• **ASSIGNMENT**
When a picture appears among the records, leave it out, and copy all else exactly.

• **DATA EXTRACT**
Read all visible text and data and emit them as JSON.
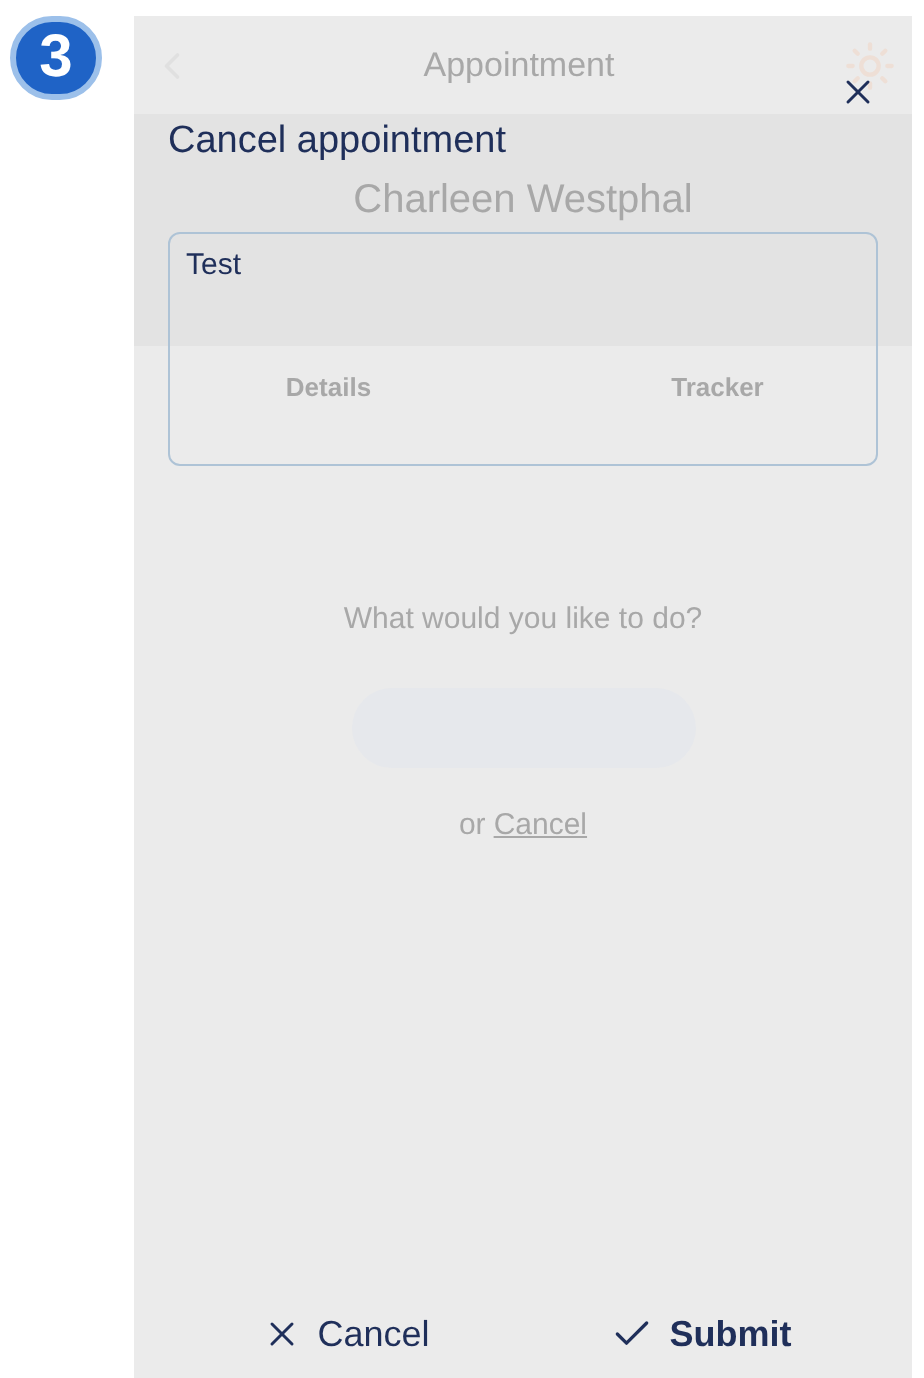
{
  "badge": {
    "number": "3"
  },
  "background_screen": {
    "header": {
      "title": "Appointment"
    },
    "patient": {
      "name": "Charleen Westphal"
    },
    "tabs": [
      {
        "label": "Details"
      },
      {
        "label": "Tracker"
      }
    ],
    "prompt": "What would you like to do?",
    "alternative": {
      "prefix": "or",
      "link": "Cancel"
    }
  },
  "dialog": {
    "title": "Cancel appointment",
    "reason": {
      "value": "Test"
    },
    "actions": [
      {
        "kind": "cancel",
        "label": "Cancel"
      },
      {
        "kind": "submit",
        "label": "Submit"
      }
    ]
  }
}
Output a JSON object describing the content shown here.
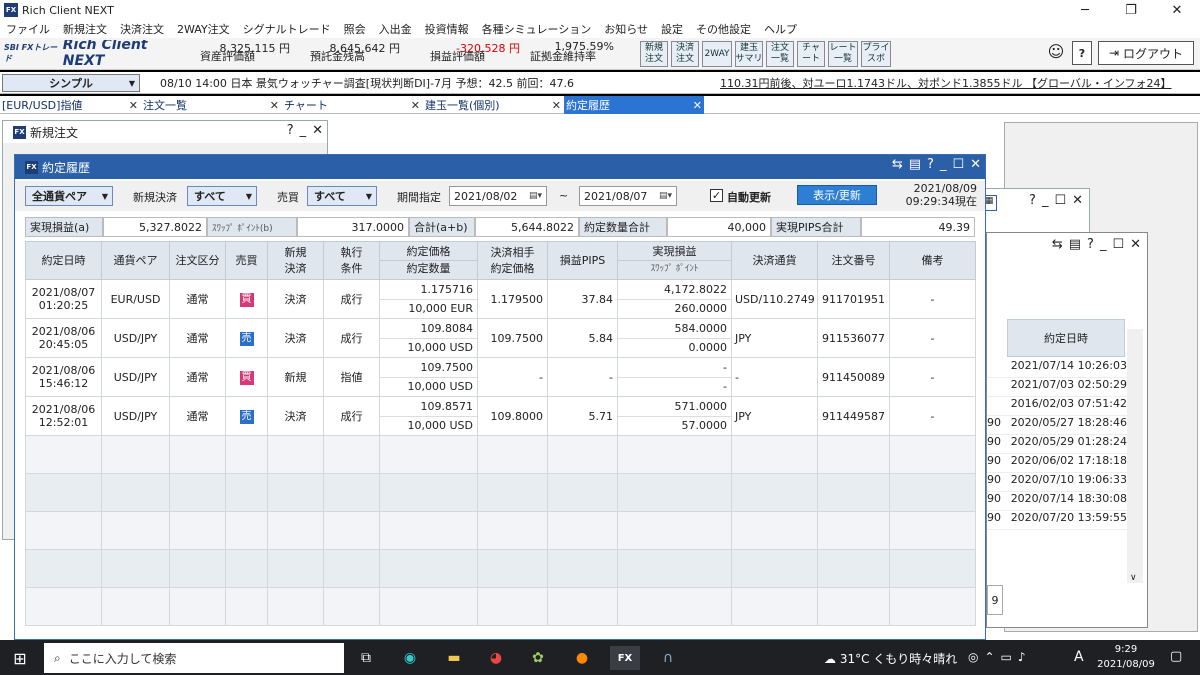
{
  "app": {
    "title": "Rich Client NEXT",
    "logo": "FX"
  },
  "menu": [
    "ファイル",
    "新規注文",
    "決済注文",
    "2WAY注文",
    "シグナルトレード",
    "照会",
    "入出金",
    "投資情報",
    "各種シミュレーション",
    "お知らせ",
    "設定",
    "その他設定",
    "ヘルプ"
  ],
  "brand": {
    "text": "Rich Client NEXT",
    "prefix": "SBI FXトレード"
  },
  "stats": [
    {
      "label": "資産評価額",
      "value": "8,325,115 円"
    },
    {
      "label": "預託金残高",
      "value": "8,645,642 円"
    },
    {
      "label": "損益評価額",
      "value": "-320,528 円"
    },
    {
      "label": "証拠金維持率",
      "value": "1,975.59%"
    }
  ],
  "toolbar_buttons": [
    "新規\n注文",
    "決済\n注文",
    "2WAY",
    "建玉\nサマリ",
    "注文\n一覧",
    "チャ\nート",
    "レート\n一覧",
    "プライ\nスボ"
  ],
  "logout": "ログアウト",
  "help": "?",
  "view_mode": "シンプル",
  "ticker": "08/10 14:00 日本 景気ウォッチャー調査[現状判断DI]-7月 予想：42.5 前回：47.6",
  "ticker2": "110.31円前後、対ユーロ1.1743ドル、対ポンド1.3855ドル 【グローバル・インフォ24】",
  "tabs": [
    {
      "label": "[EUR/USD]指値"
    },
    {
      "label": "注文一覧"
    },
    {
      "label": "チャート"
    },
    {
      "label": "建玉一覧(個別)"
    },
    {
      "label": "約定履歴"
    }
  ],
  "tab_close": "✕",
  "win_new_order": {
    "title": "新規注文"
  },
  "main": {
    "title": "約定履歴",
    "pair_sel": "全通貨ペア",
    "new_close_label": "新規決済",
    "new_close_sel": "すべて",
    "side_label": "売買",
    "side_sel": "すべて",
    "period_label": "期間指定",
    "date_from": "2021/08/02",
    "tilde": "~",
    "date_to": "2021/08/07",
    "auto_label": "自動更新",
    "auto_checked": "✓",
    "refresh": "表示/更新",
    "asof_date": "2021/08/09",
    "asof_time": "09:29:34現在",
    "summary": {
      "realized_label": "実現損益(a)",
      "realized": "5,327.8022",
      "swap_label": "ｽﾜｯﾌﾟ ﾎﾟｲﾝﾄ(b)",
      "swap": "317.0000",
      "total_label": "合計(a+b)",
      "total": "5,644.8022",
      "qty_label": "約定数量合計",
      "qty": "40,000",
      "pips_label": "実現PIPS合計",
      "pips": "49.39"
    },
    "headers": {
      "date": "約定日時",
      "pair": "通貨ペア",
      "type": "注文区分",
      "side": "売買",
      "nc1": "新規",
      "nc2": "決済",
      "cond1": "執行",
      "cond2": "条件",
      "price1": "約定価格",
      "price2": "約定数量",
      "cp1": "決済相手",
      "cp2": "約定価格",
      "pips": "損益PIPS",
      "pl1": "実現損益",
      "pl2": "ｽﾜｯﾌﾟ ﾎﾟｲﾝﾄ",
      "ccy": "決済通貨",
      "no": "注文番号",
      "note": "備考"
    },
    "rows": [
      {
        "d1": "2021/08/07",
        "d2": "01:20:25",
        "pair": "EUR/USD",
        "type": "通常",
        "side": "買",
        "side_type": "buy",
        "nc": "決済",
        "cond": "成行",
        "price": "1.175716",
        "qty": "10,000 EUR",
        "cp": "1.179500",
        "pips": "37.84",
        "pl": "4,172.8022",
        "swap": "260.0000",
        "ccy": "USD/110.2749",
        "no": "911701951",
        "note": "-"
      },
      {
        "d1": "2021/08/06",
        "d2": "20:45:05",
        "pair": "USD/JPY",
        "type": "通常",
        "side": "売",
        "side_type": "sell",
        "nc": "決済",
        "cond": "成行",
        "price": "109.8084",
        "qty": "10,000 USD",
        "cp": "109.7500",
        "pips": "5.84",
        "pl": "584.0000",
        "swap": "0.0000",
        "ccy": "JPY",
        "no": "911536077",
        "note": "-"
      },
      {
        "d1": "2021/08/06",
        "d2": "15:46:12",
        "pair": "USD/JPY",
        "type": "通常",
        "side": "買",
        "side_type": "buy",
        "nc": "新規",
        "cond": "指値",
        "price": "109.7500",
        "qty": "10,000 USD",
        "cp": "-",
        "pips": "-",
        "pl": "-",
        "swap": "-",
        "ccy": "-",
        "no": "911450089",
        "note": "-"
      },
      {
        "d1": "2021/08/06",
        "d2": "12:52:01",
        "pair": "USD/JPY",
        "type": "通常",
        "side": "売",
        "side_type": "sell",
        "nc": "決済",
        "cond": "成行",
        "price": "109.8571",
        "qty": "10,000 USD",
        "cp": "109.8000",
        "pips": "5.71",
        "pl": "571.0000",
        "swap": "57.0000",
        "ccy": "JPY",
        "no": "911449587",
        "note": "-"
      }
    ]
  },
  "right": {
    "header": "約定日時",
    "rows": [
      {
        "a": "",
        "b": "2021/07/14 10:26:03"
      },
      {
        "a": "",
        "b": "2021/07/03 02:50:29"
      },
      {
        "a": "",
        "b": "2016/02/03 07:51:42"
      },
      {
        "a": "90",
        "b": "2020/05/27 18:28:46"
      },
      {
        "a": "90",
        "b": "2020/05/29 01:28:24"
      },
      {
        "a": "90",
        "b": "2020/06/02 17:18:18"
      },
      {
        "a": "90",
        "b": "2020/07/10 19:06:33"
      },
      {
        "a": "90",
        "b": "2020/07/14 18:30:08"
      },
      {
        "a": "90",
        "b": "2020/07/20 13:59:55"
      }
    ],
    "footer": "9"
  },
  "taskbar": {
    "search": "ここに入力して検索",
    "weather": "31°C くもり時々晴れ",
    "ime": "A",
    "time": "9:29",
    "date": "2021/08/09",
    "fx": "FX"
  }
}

• **RESPONSE AREA**
Read all visible text and data and emit them as JSON.
{
  "badge": {
    "number": "3"
  },
  "background_screen": {
    "header": {
      "title": "Appointment"
    },
    "patient": {
      "name": "Charleen Westphal"
    },
    "tabs": [
      {
        "label": "Details"
      },
      {
        "label": "Tracker"
      }
    ],
    "prompt": "What would you like to do?",
    "alternative": {
      "prefix": "or",
      "link": "Cancel"
    }
  },
  "dialog": {
    "title": "Cancel appointment",
    "reason": {
      "value": "Test"
    },
    "actions": [
      {
        "kind": "cancel",
        "label": "Cancel"
      },
      {
        "kind": "submit",
        "label": "Submit"
      }
    ]
  }
}
Output a JSON object describing the content shown here.
{
  "app": {
    "title": "Rich Client NEXT",
    "logo": "FX"
  },
  "menu": [
    "ファイル",
    "新規注文",
    "決済注文",
    "2WAY注文",
    "シグナルトレード",
    "照会",
    "入出金",
    "投資情報",
    "各種シミュレーション",
    "お知らせ",
    "設定",
    "その他設定",
    "ヘルプ"
  ],
  "brand": {
    "text": "Rich Client NEXT",
    "prefix": "SBI FXトレード"
  },
  "stats": [
    {
      "label": "資産評価額",
      "value": "8,325,115 円"
    },
    {
      "label": "預託金残高",
      "value": "8,645,642 円"
    },
    {
      "label": "損益評価額",
      "value": "-320,528 円"
    },
    {
      "label": "証拠金維持率",
      "value": "1,975.59%"
    }
  ],
  "toolbar_buttons": [
    "新規\n注文",
    "決済\n注文",
    "2WAY",
    "建玉\nサマリ",
    "注文\n一覧",
    "チャ\nート",
    "レート\n一覧",
    "プライ\nスボ"
  ],
  "logout": "ログアウト",
  "help": "?",
  "view_mode": "シンプル",
  "ticker": "08/10 14:00 日本 景気ウォッチャー調査[現状判断DI]-7月 予想：42.5 前回：47.6",
  "ticker2": "110.31円前後、対ユーロ1.1743ドル、対ポンド1.3855ドル 【グローバル・インフォ24】",
  "tabs": [
    {
      "label": "[EUR/USD]指値"
    },
    {
      "label": "注文一覧"
    },
    {
      "label": "チャート"
    },
    {
      "label": "建玉一覧(個別)"
    },
    {
      "label": "約定履歴"
    }
  ],
  "tab_close": "✕",
  "win_new_order": {
    "title": "新規注文"
  },
  "main": {
    "title": "約定履歴",
    "pair_sel": "全通貨ペア",
    "new_close_label": "新規決済",
    "new_close_sel": "すべて",
    "side_label": "売買",
    "side_sel": "すべて",
    "period_label": "期間指定",
    "date_from": "2021/08/02",
    "tilde": "~",
    "date_to": "2021/08/07",
    "auto_label": "自動更新",
    "auto_checked": "✓",
    "refresh": "表示/更新",
    "asof_date": "2021/08/09",
    "asof_time": "09:29:34現在",
    "summary": {
      "realized_label": "実現損益(a)",
      "realized": "5,327.8022",
      "swap_label": "ｽﾜｯﾌﾟ ﾎﾟｲﾝﾄ(b)",
      "swap": "317.0000",
      "total_label": "合計(a+b)",
      "total": "5,644.8022",
      "qty_label": "約定数量合計",
      "qty": "40,000",
      "pips_label": "実現PIPS合計",
      "pips": "49.39"
    },
    "headers": {
      "date": "約定日時",
      "pair": "通貨ペア",
      "type": "注文区分",
      "side": "売買",
      "nc1": "新規",
      "nc2": "決済",
      "cond1": "執行",
      "cond2": "条件",
      "price1": "約定価格",
      "price2": "約定数量",
      "cp1": "決済相手",
      "cp2": "約定価格",
      "pips": "損益PIPS",
      "pl1": "実現損益",
      "pl2": "ｽﾜｯﾌﾟ ﾎﾟｲﾝﾄ",
      "ccy": "決済通貨",
      "no": "注文番号",
      "note": "備考"
    },
    "rows": [
      {
        "d1": "2021/08/07",
        "d2": "01:20:25",
        "pair": "EUR/USD",
        "type": "通常",
        "side": "買",
        "side_type": "buy",
        "nc": "決済",
        "cond": "成行",
        "price": "1.175716",
        "qty": "10,000 EUR",
        "cp": "1.179500",
        "pips": "37.84",
        "pl": "4,172.8022",
        "swap": "260.0000",
        "ccy": "USD/110.2749",
        "no": "911701951",
        "note": "-"
      },
      {
        "d1": "2021/08/06",
        "d2": "20:45:05",
        "pair": "USD/JPY",
        "type": "通常",
        "side": "売",
        "side_type": "sell",
        "nc": "決済",
        "cond": "成行",
        "price": "109.8084",
        "qty": "10,000 USD",
        "cp": "109.7500",
        "pips": "5.84",
        "pl": "584.0000",
        "swap": "0.0000",
        "ccy": "JPY",
        "no": "911536077",
        "note": "-"
      },
      {
        "d1": "2021/08/06",
        "d2": "15:46:12",
        "pair": "USD/JPY",
        "type": "通常",
        "side": "買",
        "side_type": "buy",
        "nc": "新規",
        "cond": "指値",
        "price": "109.7500",
        "qty": "10,000 USD",
        "cp": "-",
        "pips": "-",
        "pl": "-",
        "swap": "-",
        "ccy": "-",
        "no": "911450089",
        "note": "-"
      },
      {
        "d1": "2021/08/06",
        "d2": "12:52:01",
        "pair": "USD/JPY",
        "type": "通常",
        "side": "売",
        "side_type": "sell",
        "nc": "決済",
        "cond": "成行",
        "price": "109.8571",
        "qty": "10,000 USD",
        "cp": "109.8000",
        "pips": "5.71",
        "pl": "571.0000",
        "swap": "57.0000",
        "ccy": "JPY",
        "no": "911449587",
        "note": "-"
      }
    ]
  },
  "right": {
    "header": "約定日時",
    "rows": [
      {
        "a": "",
        "b": "2021/07/14 10:26:03"
      },
      {
        "a": "",
        "b": "2021/07/03 02:50:29"
      },
      {
        "a": "",
        "b": "2016/02/03 07:51:42"
      },
      {
        "a": "90",
        "b": "2020/05/27 18:28:46"
      },
      {
        "a": "90",
        "b": "2020/05/29 01:28:24"
      },
      {
        "a": "90",
        "b": "2020/06/02 17:18:18"
      },
      {
        "a": "90",
        "b": "2020/07/10 19:06:33"
      },
      {
        "a": "90",
        "b": "2020/07/14 18:30:08"
      },
      {
        "a": "90",
        "b": "2020/07/20 13:59:55"
      }
    ],
    "footer": "9"
  },
  "taskbar": {
    "search": "ここに入力して検索",
    "weather": "31°C くもり時々晴れ",
    "ime": "A",
    "time": "9:29",
    "date": "2021/08/09",
    "fx": "FX"
  }
}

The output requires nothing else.